◆ **Data excerpts**:
-- Opening Marker --

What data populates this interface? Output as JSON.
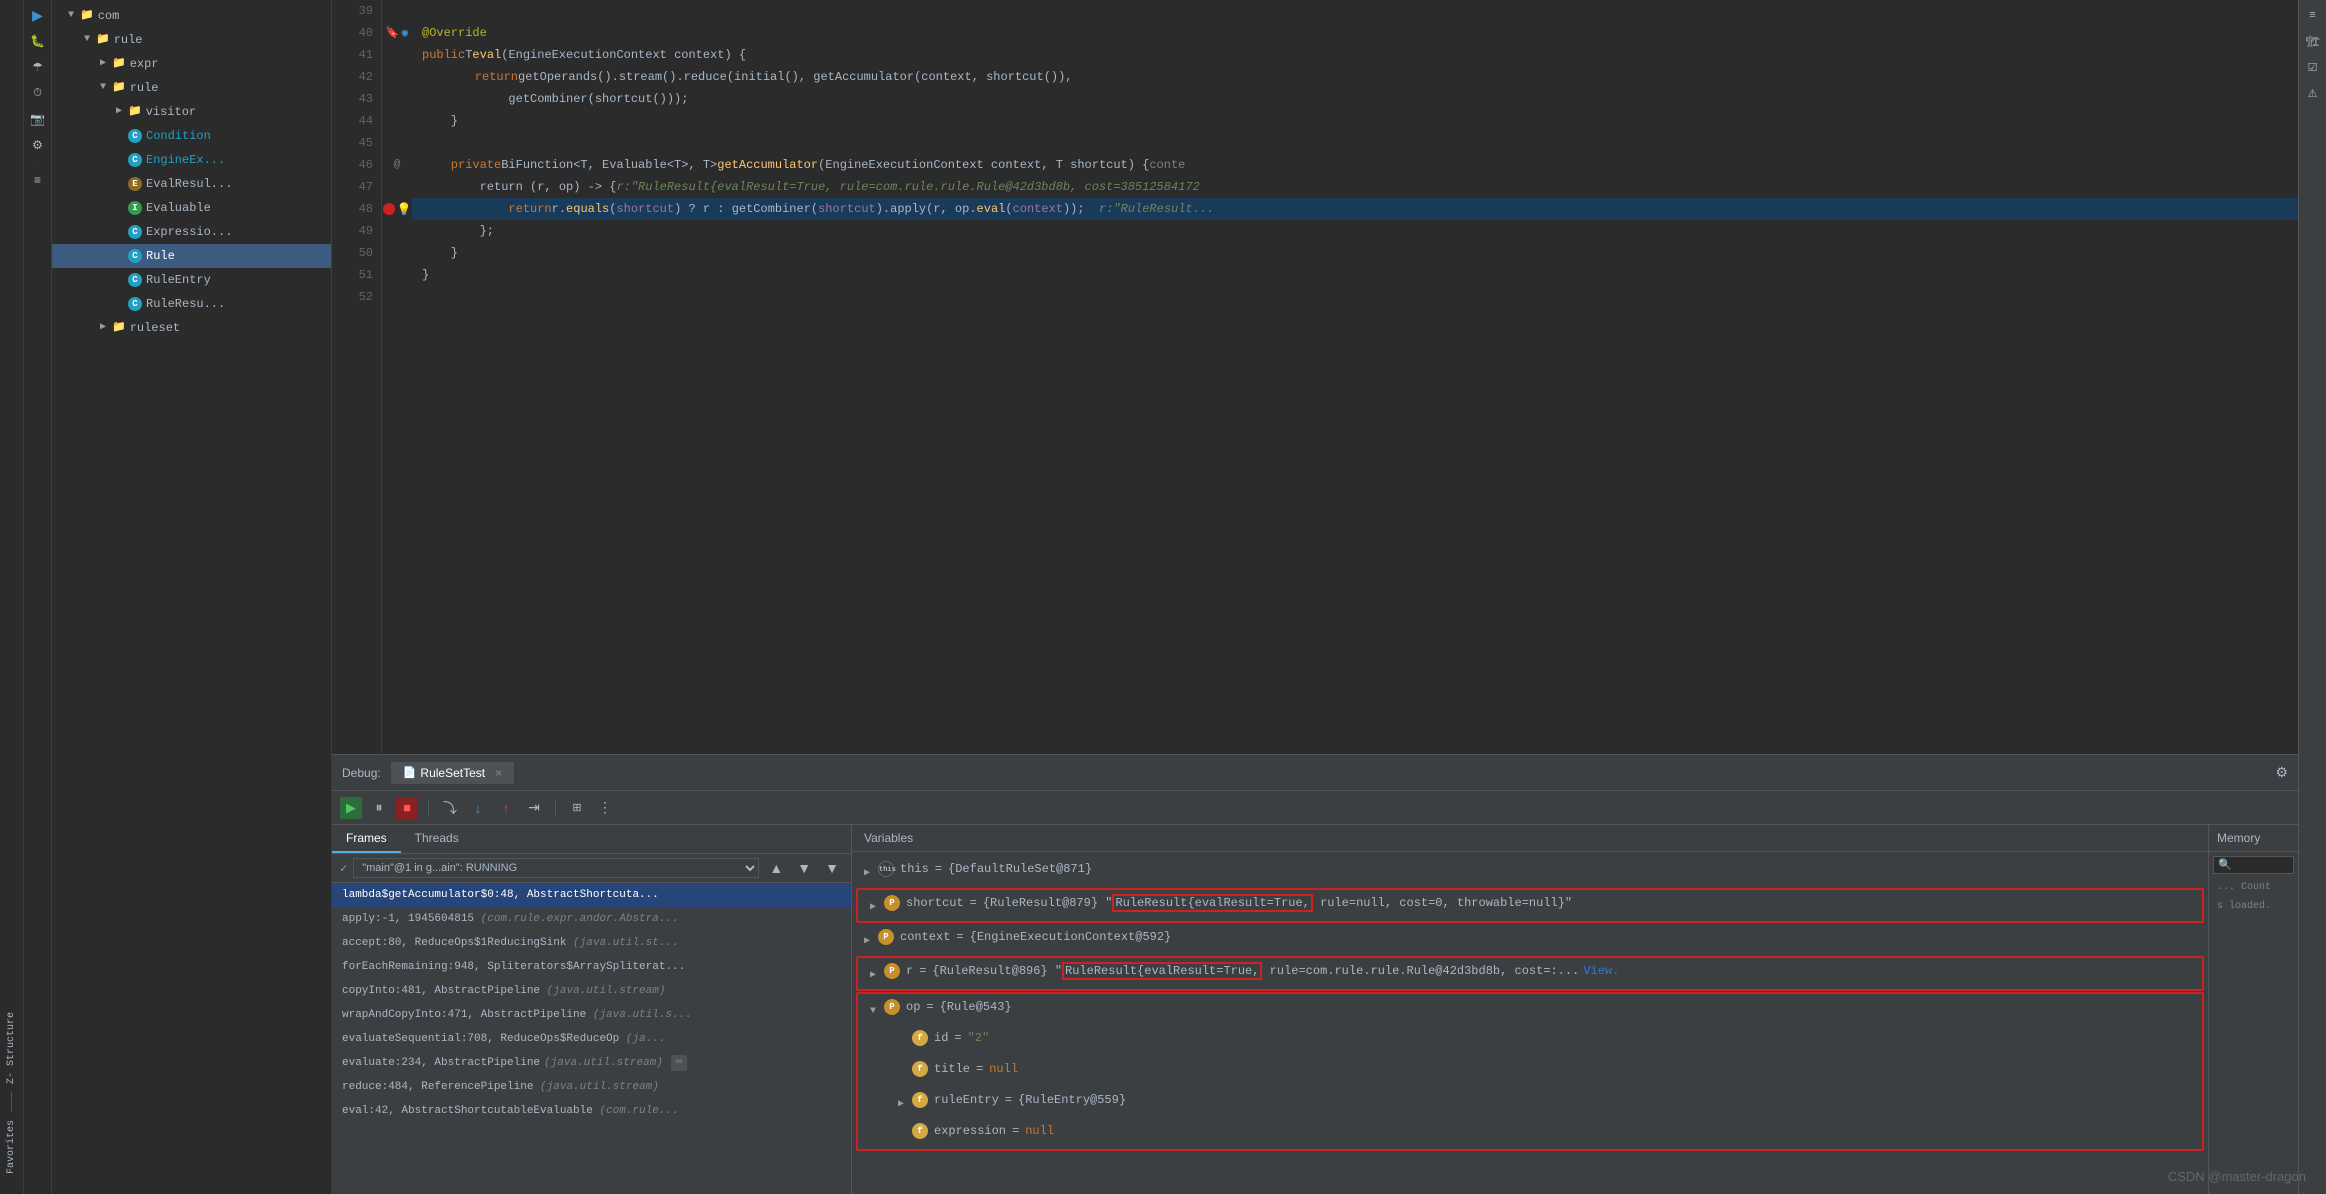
{
  "sidebar": {
    "items": [
      {
        "label": "com",
        "type": "folder",
        "indent": 1,
        "expanded": true
      },
      {
        "label": "rule",
        "type": "folder",
        "indent": 2,
        "expanded": true
      },
      {
        "label": "expr",
        "type": "folder",
        "indent": 3,
        "expanded": false
      },
      {
        "label": "rule",
        "type": "folder",
        "indent": 3,
        "expanded": true
      },
      {
        "label": "visitor",
        "type": "folder",
        "indent": 4,
        "expanded": false
      },
      {
        "label": "Condition",
        "type": "class-c",
        "indent": 4,
        "selected": false
      },
      {
        "label": "EngineEx...",
        "type": "class-c",
        "indent": 4,
        "selected": false
      },
      {
        "label": "EvalResul...",
        "type": "class-e",
        "indent": 4,
        "selected": false
      },
      {
        "label": "Evaluable",
        "type": "class-i",
        "indent": 4,
        "selected": false
      },
      {
        "label": "Expressio...",
        "type": "class-c",
        "indent": 4,
        "selected": false
      },
      {
        "label": "Rule",
        "type": "class-r",
        "indent": 4,
        "selected": true
      },
      {
        "label": "RuleEntry",
        "type": "class-c",
        "indent": 4,
        "selected": false
      },
      {
        "label": "RuleResu...",
        "type": "class-c",
        "indent": 4,
        "selected": false
      },
      {
        "label": "ruleset",
        "type": "folder",
        "indent": 3,
        "expanded": false
      }
    ]
  },
  "editor": {
    "lines": [
      {
        "num": 39,
        "content": "",
        "blank": true
      },
      {
        "num": 40,
        "content": "@Override",
        "type": "annotation"
      },
      {
        "num": 41,
        "content": "public T eval(EngineExecutionContext context) {",
        "type": "code"
      },
      {
        "num": 42,
        "content": "    return getOperands().stream().reduce(initial(), getAccumulator(context, shortcut()),",
        "type": "code"
      },
      {
        "num": 43,
        "content": "            getCombiner(shortcut()));",
        "type": "code"
      },
      {
        "num": 44,
        "content": "}",
        "type": "code"
      },
      {
        "num": 45,
        "content": "",
        "blank": true
      },
      {
        "num": 46,
        "content": "private BiFunction<T, Evaluable<T>, T> getAccumulator(EngineExecutionContext context, T shortcut) { conte",
        "type": "code",
        "at_sign": true
      },
      {
        "num": 47,
        "content": "    return (r, op) -> {  r: \"RuleResult{evalResult=True, rule=com.rule.rule.Rule@42d3bd8b, cost=38512584172",
        "type": "code"
      },
      {
        "num": 48,
        "content": "        return r.equals(shortcut) ? r : getCombiner(shortcut).apply(r, op.eval(context));  r: \"RuleResult...",
        "type": "code",
        "highlighted": true,
        "has_breakpoint": true
      },
      {
        "num": 49,
        "content": "    };",
        "type": "code"
      },
      {
        "num": 50,
        "content": "}",
        "type": "code"
      },
      {
        "num": 51,
        "content": "}",
        "type": "code"
      },
      {
        "num": 52,
        "content": "",
        "blank": true
      }
    ]
  },
  "debug": {
    "header": {
      "label": "Debug:",
      "tab_name": "RuleSetTest",
      "close": "×"
    },
    "toolbar_buttons": [
      "resume",
      "pause",
      "stop",
      "step_over",
      "step_into",
      "step_out",
      "run_to_cursor",
      "evaluate"
    ],
    "frames_panel": {
      "tabs": [
        "Frames",
        "Threads"
      ],
      "thread": "\"main\"@1 in g...ain\": RUNNING",
      "frames": [
        {
          "text": "lambda$getAccumulator$0:48, AbstractShortcuta...",
          "active": true
        },
        {
          "text": "apply:-1, 1945604815 (com.rule.expr.andor.Abstra...",
          "italic_part": "(com.rule.expr.andor.Abstra..."
        },
        {
          "text": "accept:80, ReduceOps$1ReducingSink (java.util.st...",
          "italic_part": "(java.util.st..."
        },
        {
          "text": "forEachRemaining:948, Spliterators$ArraySpliterat...",
          "italic_part": ""
        },
        {
          "text": "copyInto:481, AbstractPipeline (java.util.stream)",
          "italic_part": "(java.util.stream)"
        },
        {
          "text": "wrapAndCopyInto:471, AbstractPipeline (java.util.s...",
          "italic_part": "(java.util.s..."
        },
        {
          "text": "evaluateSequential:708, ReduceOps$ReduceOp (ja...",
          "italic_part": ""
        },
        {
          "text": "evaluate:234, AbstractPipeline (java.util.stream)",
          "italic_part": "(java.util.stream)"
        },
        {
          "text": "reduce:484, ReferencePipeline (java.util.stream)",
          "italic_part": "(java.util.stream)"
        },
        {
          "text": "eval:42, AbstractShortcutableEvaluable (com.rule...",
          "italic_part": "(com.rule..."
        }
      ]
    },
    "variables_panel": {
      "header": "Variables",
      "items": [
        {
          "type": "this_badge",
          "name": "this",
          "value": "= {DefaultRuleSet@871}",
          "indent": 0,
          "expandable": true
        },
        {
          "type": "badge_p",
          "name": "shortcut",
          "value_prefix": "= {RuleResult@879} \"",
          "value_highlighted": "RuleResult{evalResult=True,",
          "value_suffix": " rule=null, cost=0, throwable=null}\"",
          "indent": 0,
          "expandable": true,
          "outlined": true
        },
        {
          "type": "badge_p",
          "name": "context",
          "value": "= {EngineExecutionContext@592}",
          "indent": 0,
          "expandable": true
        },
        {
          "type": "badge_p",
          "name": "r",
          "value_prefix": "= {RuleResult@896} \"",
          "value_highlighted": "RuleResult{evalResult=True,",
          "value_suffix": " rule=com.rule.rule.Rule@42d3bd8b, cost=:...",
          "indent": 0,
          "expandable": true,
          "has_view": true,
          "outlined": true
        },
        {
          "type": "badge_p",
          "name": "op",
          "value": "= {Rule@543}",
          "indent": 0,
          "expandable": true,
          "expanded": true,
          "outlined_group": true
        },
        {
          "type": "badge_f",
          "name": "id",
          "value": "= \"2\"",
          "indent": 1,
          "expandable": false
        },
        {
          "type": "badge_f",
          "name": "title",
          "value": "= null",
          "indent": 1,
          "expandable": false
        },
        {
          "type": "badge_f",
          "name": "ruleEntry",
          "value": "= {RuleEntry@559}",
          "indent": 1,
          "expandable": true
        },
        {
          "type": "badge_f",
          "name": "expression",
          "value": "= null",
          "indent": 1,
          "expandable": false
        }
      ]
    },
    "memory_panel": {
      "header": "Memory",
      "count_label": "... Count"
    }
  },
  "zsidebar": {
    "labels": [
      "Z- Structure",
      "Favorites"
    ]
  },
  "watermark": "CSDN @master-dragon",
  "top_icons": {
    "settings": "⚙"
  }
}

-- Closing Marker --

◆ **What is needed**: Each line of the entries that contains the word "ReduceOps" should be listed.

◆ **Final answer**:
          "text": "accept:80, ReduceOps$1ReducingSink (java.util.st...",
          "text": "evaluateSequential:708, ReduceOps$ReduceOp (ja...",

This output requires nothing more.